Associated Press

April 13, 1997

Pope Leaves Bosnia After Mass

SARAJEVO, Bosnia-Herzegovina (AP) -- In bone-chilling cold and with tight security protecting him from the hatreds that still poison Bosnia, Pope John Paul II preached forgiveness Sunday to Catholics, Muslims and Orthodox alike.

Tanks, sharpshooters and thousands of police were deployed to protect the pontiff, whose long-delayed visit to a city with a special spot in his heart was marred by the discovery Saturday of explosives along his route.

Organizers installed a heater and used a large, white umbrella to shield him from an icy wind driving snow flurries into his face during Mass at a soccer stadium near the former front line. The 76-year-old pope was chilled and visibly shivering at the end of the 2 1/2-hour service. An aide helped him from the altar.

John Paul left Sarajevo in the evening aboard his special Alitalia jet after a farewell ceremony ending his 25-hour visit.

The pope's message of peace drew wide praise from the people who suffered most in war, as well as the politicians who fomented it. However, Bosnia's dilemma remained: whether to find peace in unity or separation.

For the pope, there was no question that peace and unity go hand-in-hand.

If Bosnians can establish peace, he told the Muslim, Serb and Croat members of a joint presidency, their land ``can become at the end of this century an example of coexistence in diversity for many nations experiencing the same difficulty, in Europe and elsewhere in the world.''

John Paul said Sarajevo is a symbol of the horrors of the 20th century including the start of World War I, the bitter fighting of World War II and the conflict marking the end of the century.

He called for respect for human rights, efforts to ensure all Bosnians have work and the return of legions of refugees to their homes.

About 70 percent of the workforce is unemployed in Muslim-Croat territory, and probably more on the Serb side. The future of the refugees is one of the biggest political issues facing Bosnia.

Muslims and Croats are often at odds, but their men on the presidency promised to work for unity.

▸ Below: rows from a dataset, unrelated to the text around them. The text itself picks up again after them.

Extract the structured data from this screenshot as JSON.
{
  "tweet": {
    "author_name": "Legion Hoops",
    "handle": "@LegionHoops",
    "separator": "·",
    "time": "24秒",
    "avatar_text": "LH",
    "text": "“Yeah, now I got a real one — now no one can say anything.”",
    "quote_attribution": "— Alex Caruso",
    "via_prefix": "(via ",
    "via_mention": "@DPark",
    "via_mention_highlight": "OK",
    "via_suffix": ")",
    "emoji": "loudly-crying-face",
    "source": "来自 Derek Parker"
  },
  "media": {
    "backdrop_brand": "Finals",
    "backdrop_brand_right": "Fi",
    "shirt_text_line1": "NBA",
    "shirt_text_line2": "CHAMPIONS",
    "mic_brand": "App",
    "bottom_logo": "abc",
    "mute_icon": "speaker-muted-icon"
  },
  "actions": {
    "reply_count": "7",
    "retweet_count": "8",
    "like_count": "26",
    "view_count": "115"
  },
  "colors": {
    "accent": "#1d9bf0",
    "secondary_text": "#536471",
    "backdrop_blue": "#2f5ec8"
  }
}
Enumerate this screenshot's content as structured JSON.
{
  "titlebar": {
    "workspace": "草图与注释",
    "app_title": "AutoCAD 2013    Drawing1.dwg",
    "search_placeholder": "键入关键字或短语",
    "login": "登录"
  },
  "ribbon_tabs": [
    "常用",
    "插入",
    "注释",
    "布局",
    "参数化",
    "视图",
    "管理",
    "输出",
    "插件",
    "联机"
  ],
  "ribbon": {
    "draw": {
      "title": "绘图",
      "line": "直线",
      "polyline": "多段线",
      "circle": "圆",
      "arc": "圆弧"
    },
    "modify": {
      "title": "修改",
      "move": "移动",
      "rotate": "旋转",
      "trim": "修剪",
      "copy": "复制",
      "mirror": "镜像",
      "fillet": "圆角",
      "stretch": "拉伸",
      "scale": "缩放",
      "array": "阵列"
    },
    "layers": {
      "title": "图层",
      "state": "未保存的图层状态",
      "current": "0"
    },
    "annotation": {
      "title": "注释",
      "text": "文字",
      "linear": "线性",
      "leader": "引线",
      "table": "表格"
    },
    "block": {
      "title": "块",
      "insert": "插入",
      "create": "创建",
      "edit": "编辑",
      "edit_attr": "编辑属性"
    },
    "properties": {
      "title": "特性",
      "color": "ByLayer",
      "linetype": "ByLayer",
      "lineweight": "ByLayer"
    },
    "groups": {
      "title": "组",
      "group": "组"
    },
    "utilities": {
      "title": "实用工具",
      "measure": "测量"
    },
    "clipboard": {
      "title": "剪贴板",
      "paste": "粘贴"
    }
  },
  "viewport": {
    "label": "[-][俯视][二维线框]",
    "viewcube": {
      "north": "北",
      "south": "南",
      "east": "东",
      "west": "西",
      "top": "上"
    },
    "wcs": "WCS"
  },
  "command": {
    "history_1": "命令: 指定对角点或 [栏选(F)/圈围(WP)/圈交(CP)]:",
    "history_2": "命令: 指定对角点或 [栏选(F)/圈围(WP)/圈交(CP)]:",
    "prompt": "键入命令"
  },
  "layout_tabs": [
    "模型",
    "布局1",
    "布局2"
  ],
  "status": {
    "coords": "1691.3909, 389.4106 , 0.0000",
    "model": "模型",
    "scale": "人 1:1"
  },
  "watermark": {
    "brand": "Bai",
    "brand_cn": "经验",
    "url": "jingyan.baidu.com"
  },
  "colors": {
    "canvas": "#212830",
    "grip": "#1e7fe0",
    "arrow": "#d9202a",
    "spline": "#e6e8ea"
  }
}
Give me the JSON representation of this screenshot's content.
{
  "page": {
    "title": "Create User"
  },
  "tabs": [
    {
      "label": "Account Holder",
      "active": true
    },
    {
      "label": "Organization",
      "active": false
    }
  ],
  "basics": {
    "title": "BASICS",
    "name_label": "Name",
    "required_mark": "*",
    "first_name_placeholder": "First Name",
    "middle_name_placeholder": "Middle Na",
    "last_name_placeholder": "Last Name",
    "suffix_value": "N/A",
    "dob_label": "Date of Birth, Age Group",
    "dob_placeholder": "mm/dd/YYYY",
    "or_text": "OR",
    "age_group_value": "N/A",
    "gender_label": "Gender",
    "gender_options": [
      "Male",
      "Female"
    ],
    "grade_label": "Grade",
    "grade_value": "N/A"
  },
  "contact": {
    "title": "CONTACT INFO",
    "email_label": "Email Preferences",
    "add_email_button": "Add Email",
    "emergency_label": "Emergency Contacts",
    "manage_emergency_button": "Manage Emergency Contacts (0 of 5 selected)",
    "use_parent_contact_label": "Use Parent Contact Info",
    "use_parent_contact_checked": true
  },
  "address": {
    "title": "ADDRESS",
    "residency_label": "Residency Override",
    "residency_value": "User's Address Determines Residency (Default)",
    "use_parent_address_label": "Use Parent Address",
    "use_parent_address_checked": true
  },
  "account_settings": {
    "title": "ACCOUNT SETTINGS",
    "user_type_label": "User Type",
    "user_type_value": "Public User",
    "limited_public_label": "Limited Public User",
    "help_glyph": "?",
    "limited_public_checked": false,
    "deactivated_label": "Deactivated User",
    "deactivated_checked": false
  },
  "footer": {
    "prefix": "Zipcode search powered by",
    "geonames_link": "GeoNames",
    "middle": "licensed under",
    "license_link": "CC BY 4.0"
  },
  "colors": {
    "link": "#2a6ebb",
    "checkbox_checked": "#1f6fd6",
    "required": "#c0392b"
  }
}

Bosnia's chief Muslim cleric, Mustafa Ceric, met the pope Sunday afternoon and said afterward he would use the opportunity of the pope's visit to seek ``substantial dialogue'' between Muslims and Catholics.

Serbs and many Croats are intent on breaking away from Bosnia rather than continuing in a diverse multiethnic land.

Still, spokesmen for the NATO-led peace force in Bosnia said that 425 buses arrived in Sarajevo without incident.

Maj. Tony White, a NATO spokesman, said a peacekeeper patrol discovered several anti-tank mines off a road northwest of Sarajevo on Sunday morning and alerted local police, who removed them. He did not know whether the mines were old or new.

Tens of thousands of pilgrims arrived at the soccer stadium hours before the Mass.

Tanks of Egyptian peacekeepers followed their buses through city streets. Italian soldiers patrolled the pope's route overnight. Italian paratroopers and sharpshooters, part of the international peace force for Bosnia, provided security at the stadium.

John Paul recalled his desire to visit Sarajevo while it was under siege, and his support for its suffering citizens.

He chided Europe for its attitude toward Bosnia during the war.

The crowd at the Mass was largely Croat, but Muslims said they could benefit from the pope's visit because it emphasized unity.

Ivan Kordic, a Croat, said his two sons had joined him at the Mass. ``We all came for the Holy Father because his arrival means reconciliation and a common life for us.''

Lidija Tahirovic, a Sarajevo housewife, said the pope's visit ``means everything -- peace, satisfaction, and for me, it is probably the only chance for me to ever see him ever.''